"Dissertation Timespans"

Ben Schmidt, March 29, 2015

I wrote a few posts back in 2013 about the changing time spans covered in history dissertations. Some of that data has since played a role in a fairly bitter exchange in the American Historical Review about the relative merits of short-term and long-term history, including a number of forays into other data sets. Anticipating this and wanting a nice collection of texts for teaching, I recently got a big collection of reviews in the American Historical Review (and a literary studies journal, to boot). All participants now seem to agree that the time span of history dissertations has been increasing since around the mid-1970s. Can this data tell us anything more about just why that happened?

Here’s a chart that simply shows, broken up into decades, the raw number of reviews falling into the three major lengths of time covered.

Number of books covering each of three magnitudes of time reviewed in the AHR, 1890-2010, by decade

{
"database": "jstor",
"plotType": "streamgraph",
"method": "return_json",
"search_limits": {
 "journaltitle":["The American Historical Review"],
 "span":{"$gt":0},
},
"aesthetic": {
 "y": "TextCount",
 "fill": "*generalBin",
 "x": "decade"
}
}

(With all of these, you have to click the grey square to reveal the chart itself).

Far and away the most salient point on this chart is: the number of monographs in history reviewed in the AHR exploded in the 1970s. This could, of course, be simply due to a change in the journal itself. But in fact, the same pattern (roughly) holds in the dissertation dataset as well: a massive explosion (about 5 years earlier). (I continue using the AHA set instead of Proquest because it’s public domain. Perhaps Lincoln Mullen or someone can confirm if there are major differences between the two).

Number of Dissertations in the AHA’s dataset.

{
"database": "historydiss",
"plotType": "linechart",
"method": "return_json",
"search_limits": {"year_year":{"$gte":1930}},
"aesthetic": {
 "y": "TextCount",
 "x": "year_year"
}
}

It’s kind of crazy to compare the historical profession from before 1975 to that after. We all still keep some reflexive idea that the field “professionalized” in the late 19th century with the creation of the AHA, the major departments, and the like: but that explosion in book reviews is just one of several things that should remind us that the 1970s were at least as important in turning history from an avocation into an occupation.

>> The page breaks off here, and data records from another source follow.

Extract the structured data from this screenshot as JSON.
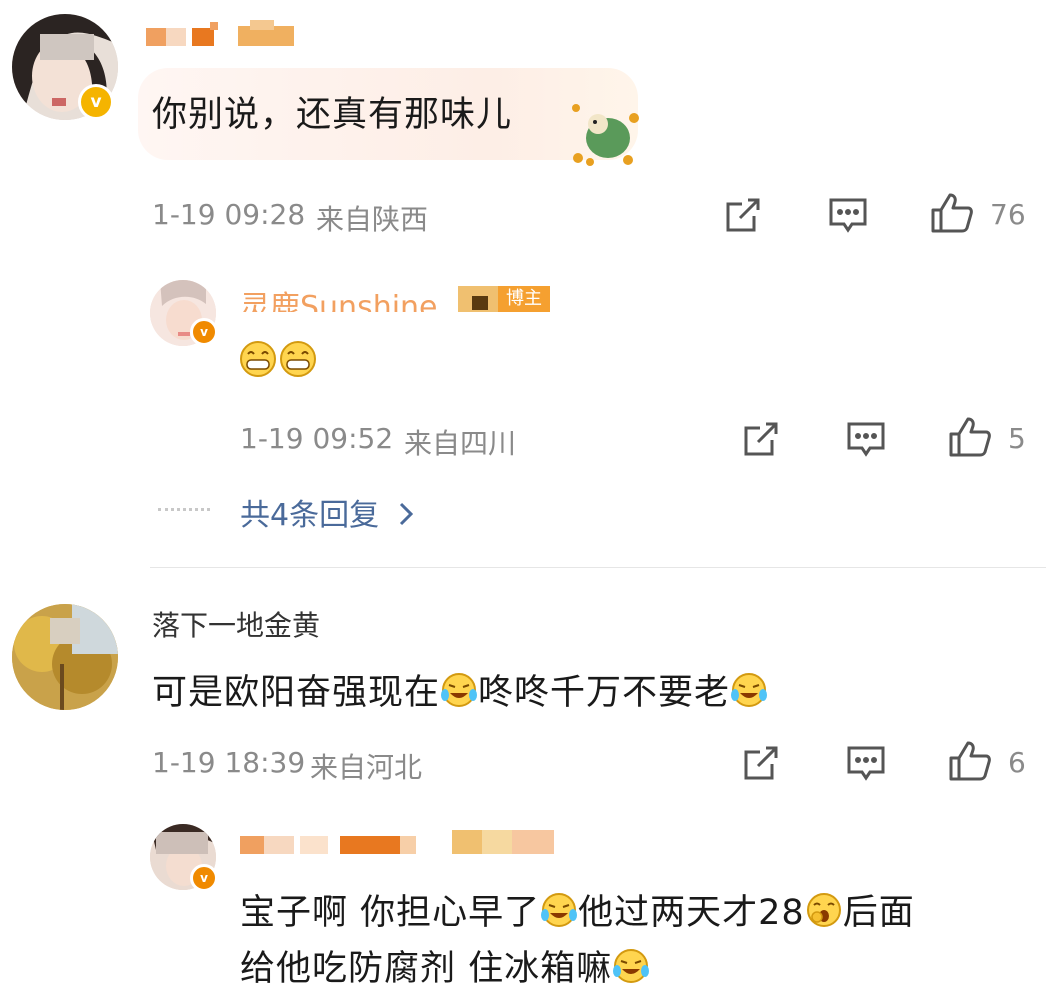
{
  "comments": [
    {
      "text": "你别说，还真有那味儿",
      "time": "1-19 09:28",
      "location": "来自陕西",
      "likes": "76",
      "reply": {
        "name": "灵鹿Sunshine",
        "badge": "博主",
        "text": "",
        "time": "1-19 09:52",
        "location": "来自四川",
        "likes": "5"
      },
      "more_replies": "共4条回复"
    },
    {
      "name": "落下一地金黄",
      "text_a": "可是欧阳奋强现在",
      "text_b": "咚咚千万不要老",
      "time": "1-19 18:39",
      "location": "来自河北",
      "likes": "6",
      "reply": {
        "line1_a": "宝子啊 你担心早了",
        "line1_b": "他过两天才28",
        "line1_c": "后面",
        "line2": "给他吃防腐剂 住冰箱嘛"
      }
    }
  ],
  "icons": {
    "share": "share-icon",
    "comment": "comment-icon",
    "like": "like-icon",
    "badge": "verified-v-icon"
  },
  "colors": {
    "accent_link": "#4a6a9a",
    "meta": "#8a8a8a",
    "verified": "#f5b400"
  }
}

So: lets set the focus a little bit more specifically on the period after 1970, and look at the changing periods then.

I’ll make this a little easier by doing it as a line chart. Here the percentage is expressed as a ratio of the total number of dissertations for which I could impute lengths. As of the time of writing, I have not attempted to turn “19th century” in “1800-1899,” because it’s quite a fuzzy proposition. Guldi and Armitage’s work don’t clarify how they accomplished this same feat.

Percentage of dissertations covering different time periods, since 1970

{
	"database": "jstor",
	"plotType": "linechart",
	"method": "return_json",
	"search_limits": {
	"journaltitle":["The American Historical Review"],
	"span":{"$gt":0},
	"publication_year":{"$gte":1970}
},
"aesthetic": {
 "y": "TextPercent",
 "x": "publication_year",
 "color":"*generalBin"
}
}

Percentage of dissertations covering different time periods, since 1970, whose reviews use the word “Europe”

{
"database": "jstor",
"plotType": "linechart",
"method": "return_json",
"search_limits": {
 "word":["europe","european"],
 "journaltitle":["The American Historical Review"],
 "span":{"$gt":0},
 "publication_year":{"$gte":1970},
 "*generalBin":[]
},
"aesthetic": {
 "y": "TextPercent",
 "x": "publication_year",
 "color":"*generalBin"}
}

Percentage of dissertations covering different time periods, since 1970, whose reviews use the word “Asia” or “Asian”

{
"database": "jstor",
"plotType": "linechart",
"method": "return_json",
"search_limits": {
 "word":["asia","asian"],
 "journaltitle":["The American Historical Review"],
 "span":{"$gt":0},
 "publication_year":{"$gte":1970},
 "*generalBin":[]
},
"aesthetic": {
 "y": "TextPercent",
 "x": "publication_year",
 "color":"*generalBin"}
}

Percentage of dissertations covering different time periods, since 1970, whose reviews use the word “America” or “American”

{
"database": "jstor",
"plotType": "linechart",
"method": "return_json",
"search_limits": {
 "word":["america","american"],
 "journaltitle":["The American Historical Review"],
 "span":{"$gt":0},
 "publication_year":{"$gte":1970},
 "*generalBin":[]
},
"aesthetic": {
 "y": "TextPercent",
 "x": "publication_year",
 "color":"*generalBin"}
}